In many places, there is talk of a crisis in the public realm. Streets are failing. Town centres are becoming more empty. Old uses are no longer working, particularly at the scale of towns. The scale, and threat of emptiness create concern for citizens about loss of identity, of heritage, of service. The presence of emptiness, together with the logistics of smaller spaces and greater accessibility needs is resulting in more services locating away from central streets, and into edge of town facilities, in the public and private realms. So, what is the 21st century future for old streets?

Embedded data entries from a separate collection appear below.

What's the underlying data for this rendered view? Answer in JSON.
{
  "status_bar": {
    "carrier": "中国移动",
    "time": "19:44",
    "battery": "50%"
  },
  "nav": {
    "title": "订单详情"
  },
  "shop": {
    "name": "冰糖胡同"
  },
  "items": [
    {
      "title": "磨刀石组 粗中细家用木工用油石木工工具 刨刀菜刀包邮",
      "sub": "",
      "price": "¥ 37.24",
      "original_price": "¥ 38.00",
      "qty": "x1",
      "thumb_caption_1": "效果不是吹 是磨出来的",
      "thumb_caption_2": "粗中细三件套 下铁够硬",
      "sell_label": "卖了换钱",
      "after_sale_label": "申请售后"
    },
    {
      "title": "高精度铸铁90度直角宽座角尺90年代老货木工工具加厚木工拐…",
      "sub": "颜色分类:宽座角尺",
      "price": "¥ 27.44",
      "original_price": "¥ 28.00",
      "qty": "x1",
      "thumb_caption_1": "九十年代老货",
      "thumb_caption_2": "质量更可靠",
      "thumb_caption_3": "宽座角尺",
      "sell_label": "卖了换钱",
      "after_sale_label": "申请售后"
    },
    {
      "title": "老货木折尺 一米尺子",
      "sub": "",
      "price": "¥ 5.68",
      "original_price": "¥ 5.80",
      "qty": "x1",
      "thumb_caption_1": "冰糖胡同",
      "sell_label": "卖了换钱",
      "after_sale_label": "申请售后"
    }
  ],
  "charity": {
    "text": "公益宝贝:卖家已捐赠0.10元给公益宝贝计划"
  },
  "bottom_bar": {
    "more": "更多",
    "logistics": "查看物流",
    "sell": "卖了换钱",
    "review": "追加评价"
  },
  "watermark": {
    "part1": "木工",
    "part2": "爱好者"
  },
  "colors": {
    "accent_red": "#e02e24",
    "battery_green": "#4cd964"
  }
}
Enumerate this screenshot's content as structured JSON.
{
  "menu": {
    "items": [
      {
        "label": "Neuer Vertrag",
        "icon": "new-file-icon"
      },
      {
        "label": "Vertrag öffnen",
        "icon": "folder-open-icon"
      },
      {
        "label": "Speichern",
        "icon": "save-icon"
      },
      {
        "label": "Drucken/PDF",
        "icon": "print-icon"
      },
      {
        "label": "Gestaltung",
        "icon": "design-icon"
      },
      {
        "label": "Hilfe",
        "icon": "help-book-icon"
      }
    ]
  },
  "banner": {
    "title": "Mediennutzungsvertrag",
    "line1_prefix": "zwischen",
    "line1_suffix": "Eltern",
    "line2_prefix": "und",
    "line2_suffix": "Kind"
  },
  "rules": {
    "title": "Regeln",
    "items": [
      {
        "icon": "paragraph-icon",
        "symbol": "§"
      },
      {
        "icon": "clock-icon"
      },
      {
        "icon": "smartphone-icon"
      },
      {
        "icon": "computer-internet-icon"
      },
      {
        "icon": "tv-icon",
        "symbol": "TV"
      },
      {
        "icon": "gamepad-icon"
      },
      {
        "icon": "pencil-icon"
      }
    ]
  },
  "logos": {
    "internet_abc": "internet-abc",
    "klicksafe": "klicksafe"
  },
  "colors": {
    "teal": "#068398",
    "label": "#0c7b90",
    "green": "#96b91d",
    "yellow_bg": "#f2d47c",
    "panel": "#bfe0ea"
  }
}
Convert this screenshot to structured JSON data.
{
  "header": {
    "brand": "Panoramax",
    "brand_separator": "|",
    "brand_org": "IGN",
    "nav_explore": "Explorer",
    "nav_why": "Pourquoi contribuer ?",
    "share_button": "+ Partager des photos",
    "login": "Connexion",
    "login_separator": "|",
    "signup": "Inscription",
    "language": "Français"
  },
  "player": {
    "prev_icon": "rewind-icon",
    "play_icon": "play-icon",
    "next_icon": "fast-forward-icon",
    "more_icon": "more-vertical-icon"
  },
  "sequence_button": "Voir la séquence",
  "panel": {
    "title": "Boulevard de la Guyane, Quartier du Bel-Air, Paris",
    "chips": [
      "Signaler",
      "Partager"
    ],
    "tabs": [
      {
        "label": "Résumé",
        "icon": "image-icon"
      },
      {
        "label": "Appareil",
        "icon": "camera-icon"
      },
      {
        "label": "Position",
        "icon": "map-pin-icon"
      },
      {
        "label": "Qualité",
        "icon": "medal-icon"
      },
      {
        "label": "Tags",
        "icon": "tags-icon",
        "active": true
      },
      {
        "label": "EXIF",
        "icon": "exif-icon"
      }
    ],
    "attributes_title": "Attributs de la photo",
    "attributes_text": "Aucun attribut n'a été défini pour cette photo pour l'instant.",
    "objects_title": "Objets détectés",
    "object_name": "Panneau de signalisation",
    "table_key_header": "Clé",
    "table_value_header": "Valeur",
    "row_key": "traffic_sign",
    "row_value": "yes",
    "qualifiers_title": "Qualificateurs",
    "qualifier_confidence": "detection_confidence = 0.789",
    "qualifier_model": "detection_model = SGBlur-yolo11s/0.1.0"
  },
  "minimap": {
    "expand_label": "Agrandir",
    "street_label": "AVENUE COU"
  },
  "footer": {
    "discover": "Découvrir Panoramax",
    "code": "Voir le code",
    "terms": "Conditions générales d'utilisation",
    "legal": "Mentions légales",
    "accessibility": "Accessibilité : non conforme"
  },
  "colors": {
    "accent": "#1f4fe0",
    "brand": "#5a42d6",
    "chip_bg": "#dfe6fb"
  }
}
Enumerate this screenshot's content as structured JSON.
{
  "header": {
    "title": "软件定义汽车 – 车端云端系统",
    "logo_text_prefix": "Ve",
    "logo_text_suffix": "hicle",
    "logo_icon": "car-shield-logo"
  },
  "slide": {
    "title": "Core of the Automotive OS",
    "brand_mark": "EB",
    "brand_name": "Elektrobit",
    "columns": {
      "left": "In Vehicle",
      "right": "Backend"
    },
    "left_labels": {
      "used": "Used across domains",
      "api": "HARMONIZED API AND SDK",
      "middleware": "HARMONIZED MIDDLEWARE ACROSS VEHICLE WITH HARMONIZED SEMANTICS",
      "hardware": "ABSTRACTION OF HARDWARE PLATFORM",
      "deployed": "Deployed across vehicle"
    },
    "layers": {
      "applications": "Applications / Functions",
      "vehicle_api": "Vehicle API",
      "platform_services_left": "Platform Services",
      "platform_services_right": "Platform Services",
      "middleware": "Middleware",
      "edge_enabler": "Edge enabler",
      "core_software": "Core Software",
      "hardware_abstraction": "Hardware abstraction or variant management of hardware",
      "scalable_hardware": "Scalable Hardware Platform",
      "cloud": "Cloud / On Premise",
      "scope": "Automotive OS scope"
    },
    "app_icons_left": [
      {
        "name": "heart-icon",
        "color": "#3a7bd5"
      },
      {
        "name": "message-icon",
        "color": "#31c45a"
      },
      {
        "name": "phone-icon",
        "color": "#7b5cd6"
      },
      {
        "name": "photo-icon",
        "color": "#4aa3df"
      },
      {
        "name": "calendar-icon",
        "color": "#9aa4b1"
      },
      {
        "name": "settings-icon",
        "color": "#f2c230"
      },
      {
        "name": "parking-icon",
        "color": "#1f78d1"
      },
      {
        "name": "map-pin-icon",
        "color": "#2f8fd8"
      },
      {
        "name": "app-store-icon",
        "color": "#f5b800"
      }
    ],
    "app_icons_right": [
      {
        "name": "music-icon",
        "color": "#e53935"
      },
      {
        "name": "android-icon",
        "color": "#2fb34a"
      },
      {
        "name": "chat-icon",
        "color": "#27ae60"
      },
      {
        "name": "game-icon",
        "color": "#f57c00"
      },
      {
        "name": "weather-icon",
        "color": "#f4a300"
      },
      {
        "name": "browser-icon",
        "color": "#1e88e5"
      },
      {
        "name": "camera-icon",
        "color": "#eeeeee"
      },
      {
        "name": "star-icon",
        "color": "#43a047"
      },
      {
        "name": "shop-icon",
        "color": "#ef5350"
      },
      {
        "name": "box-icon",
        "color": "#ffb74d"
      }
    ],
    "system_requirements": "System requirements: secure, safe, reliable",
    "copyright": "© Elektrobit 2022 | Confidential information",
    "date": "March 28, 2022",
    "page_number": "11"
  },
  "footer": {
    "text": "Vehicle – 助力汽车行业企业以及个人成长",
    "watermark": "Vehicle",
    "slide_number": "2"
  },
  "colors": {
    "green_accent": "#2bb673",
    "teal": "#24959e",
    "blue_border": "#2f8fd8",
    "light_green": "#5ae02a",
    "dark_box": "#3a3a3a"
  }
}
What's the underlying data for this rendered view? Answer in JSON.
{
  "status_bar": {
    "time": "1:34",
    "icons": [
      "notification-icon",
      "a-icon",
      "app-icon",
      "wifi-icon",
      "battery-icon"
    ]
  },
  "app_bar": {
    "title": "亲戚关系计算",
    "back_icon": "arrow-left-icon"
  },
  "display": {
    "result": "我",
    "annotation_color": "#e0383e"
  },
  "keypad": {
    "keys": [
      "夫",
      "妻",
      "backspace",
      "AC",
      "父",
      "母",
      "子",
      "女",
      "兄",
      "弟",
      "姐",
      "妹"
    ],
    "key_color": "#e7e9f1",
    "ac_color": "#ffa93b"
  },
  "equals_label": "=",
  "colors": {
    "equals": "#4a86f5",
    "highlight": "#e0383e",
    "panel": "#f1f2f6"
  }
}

Ecologists have begun to look at the benefits of the natural environment in terms of ‘ecosystem services’. A series of services to support humanity are enabled by the infrastructure of ecosystems, and the services created by habitats and systems within this infrastructure. This services thinking invites new thinking about the logic of organisation, and benefits. So too with cities and towns. The traditional city is built on an industrial logic; highly centralised, with a focus on production. The ‘Smart City’ is focused on creating clusters of goods and products, enabled by rapid flows of information. The future city is about services, about the way people can co-create value enabled by the spaces and infrastructure of the city.
Streets with empty spaces are an ideal asset management tool to enable new uses in old places. They allow for different combinations of activity, linked by the public space of the city. Radical refurbishment, re-imagining spatial potential, and re-thinking old spaces as environments for value creation allow use to think about new forms of public realm. Drawing on work in Scotland on learning places, and the city of Espoo in Finland, this presentation will chart the narrative of ‘streets as services’.